■ Exercise objective
Your answer must consist of one number: how many lines in the records contain "select".

Extracted data entries:
[Start of Attachment]
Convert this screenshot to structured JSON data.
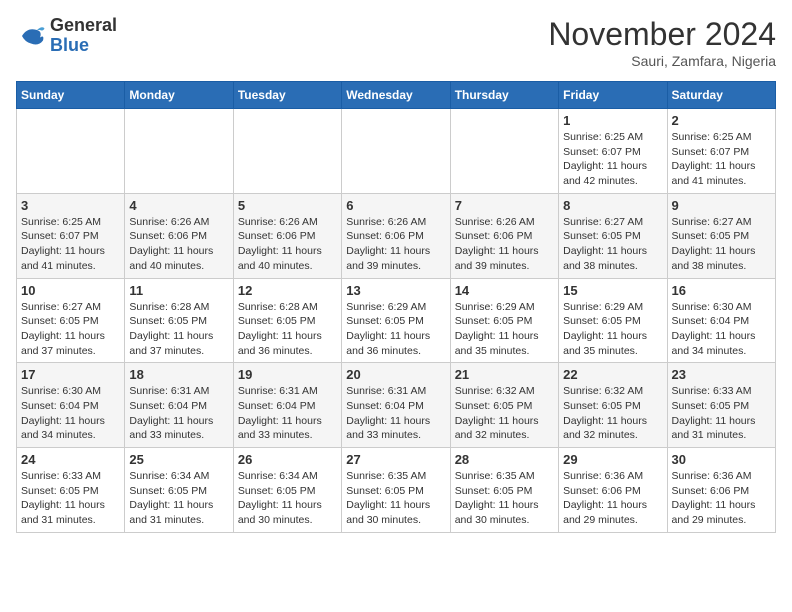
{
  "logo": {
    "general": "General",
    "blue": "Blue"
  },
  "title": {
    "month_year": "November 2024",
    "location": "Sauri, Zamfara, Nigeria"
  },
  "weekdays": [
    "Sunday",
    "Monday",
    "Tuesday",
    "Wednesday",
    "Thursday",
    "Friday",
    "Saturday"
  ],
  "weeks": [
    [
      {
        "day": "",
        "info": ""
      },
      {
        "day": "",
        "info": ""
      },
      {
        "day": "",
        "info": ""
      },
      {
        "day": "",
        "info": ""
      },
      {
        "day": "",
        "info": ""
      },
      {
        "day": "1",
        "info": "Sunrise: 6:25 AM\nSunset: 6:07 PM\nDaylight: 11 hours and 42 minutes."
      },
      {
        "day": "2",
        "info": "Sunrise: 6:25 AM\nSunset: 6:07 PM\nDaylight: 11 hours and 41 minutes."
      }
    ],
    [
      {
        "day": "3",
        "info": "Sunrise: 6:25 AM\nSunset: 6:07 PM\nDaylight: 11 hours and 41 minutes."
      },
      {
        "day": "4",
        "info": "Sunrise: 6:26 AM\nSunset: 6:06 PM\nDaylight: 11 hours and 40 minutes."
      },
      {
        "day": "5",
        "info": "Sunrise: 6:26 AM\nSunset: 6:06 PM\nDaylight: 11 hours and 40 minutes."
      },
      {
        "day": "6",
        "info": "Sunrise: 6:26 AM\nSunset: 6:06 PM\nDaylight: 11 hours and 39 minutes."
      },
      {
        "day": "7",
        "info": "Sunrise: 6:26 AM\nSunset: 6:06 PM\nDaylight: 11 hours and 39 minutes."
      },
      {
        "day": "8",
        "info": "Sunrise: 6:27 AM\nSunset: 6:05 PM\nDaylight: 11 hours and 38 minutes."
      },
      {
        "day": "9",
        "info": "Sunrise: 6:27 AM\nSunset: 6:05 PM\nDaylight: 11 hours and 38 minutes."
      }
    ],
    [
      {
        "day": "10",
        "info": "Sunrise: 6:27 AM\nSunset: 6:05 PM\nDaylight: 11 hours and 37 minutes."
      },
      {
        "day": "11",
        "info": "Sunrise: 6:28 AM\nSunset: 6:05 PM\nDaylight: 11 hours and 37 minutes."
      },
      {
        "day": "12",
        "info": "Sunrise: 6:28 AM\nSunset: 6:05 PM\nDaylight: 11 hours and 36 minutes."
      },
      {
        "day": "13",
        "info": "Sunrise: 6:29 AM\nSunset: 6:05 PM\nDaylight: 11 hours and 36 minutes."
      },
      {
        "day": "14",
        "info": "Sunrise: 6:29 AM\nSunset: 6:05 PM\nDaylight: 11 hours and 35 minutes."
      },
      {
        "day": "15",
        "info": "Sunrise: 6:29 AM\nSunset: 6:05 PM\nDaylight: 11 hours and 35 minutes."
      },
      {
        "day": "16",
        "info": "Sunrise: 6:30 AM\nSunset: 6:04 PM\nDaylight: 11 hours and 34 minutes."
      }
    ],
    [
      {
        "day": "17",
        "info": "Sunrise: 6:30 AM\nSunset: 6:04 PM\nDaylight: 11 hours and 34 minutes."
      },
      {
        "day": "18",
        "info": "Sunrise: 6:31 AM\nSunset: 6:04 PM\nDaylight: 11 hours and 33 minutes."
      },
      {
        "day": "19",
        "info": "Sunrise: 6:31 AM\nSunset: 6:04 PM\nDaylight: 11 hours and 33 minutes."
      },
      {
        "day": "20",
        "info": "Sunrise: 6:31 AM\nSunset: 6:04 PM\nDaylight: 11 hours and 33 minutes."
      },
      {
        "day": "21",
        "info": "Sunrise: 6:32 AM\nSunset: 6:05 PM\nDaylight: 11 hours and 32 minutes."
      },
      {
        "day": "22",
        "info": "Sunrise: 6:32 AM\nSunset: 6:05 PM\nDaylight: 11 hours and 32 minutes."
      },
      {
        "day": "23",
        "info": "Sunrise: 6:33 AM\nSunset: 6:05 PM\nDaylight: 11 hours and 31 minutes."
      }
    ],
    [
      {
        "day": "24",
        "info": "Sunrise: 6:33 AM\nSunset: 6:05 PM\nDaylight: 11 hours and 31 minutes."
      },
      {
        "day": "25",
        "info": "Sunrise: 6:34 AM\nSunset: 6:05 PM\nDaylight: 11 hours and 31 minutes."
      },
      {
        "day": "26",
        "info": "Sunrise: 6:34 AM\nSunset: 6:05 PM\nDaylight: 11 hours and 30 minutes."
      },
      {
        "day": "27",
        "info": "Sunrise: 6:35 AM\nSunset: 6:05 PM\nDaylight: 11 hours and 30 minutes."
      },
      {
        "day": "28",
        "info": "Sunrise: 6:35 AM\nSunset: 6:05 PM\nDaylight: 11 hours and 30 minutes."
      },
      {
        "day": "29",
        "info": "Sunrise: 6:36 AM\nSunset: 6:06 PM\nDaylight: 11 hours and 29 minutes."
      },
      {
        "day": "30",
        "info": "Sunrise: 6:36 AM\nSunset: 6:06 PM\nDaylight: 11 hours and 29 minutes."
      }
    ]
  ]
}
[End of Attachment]
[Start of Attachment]
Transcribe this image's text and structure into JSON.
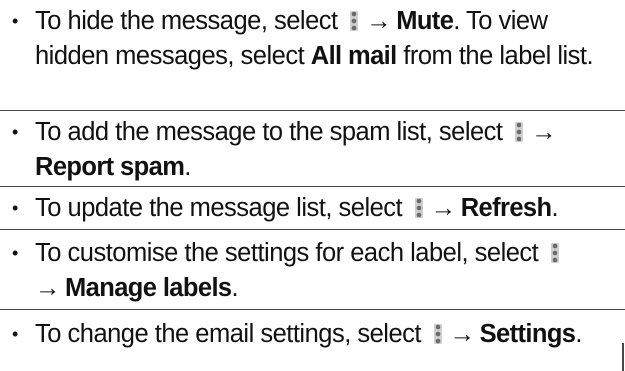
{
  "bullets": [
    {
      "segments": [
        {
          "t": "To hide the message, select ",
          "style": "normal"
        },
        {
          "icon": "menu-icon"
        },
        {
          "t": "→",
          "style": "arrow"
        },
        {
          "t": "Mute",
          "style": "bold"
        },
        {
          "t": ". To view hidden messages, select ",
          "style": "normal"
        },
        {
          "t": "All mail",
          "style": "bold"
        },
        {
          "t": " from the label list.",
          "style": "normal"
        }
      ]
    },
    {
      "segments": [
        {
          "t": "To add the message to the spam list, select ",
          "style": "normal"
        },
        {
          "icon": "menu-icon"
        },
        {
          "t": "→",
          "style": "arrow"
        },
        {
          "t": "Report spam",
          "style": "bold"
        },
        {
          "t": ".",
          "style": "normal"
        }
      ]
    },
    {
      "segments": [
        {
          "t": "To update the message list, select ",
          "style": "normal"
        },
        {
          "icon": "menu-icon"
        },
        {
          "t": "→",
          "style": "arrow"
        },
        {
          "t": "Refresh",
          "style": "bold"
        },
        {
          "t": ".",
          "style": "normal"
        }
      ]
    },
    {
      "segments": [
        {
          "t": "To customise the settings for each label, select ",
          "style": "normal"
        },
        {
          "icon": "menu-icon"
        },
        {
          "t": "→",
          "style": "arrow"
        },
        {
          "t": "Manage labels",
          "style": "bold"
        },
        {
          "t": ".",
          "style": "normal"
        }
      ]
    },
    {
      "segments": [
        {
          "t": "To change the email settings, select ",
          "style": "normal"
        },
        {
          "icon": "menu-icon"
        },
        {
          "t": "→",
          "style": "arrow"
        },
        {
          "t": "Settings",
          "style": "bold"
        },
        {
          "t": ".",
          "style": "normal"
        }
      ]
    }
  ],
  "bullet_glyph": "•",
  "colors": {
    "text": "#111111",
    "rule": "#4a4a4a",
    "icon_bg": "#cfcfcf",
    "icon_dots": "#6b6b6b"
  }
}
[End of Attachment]
■ Final answer
6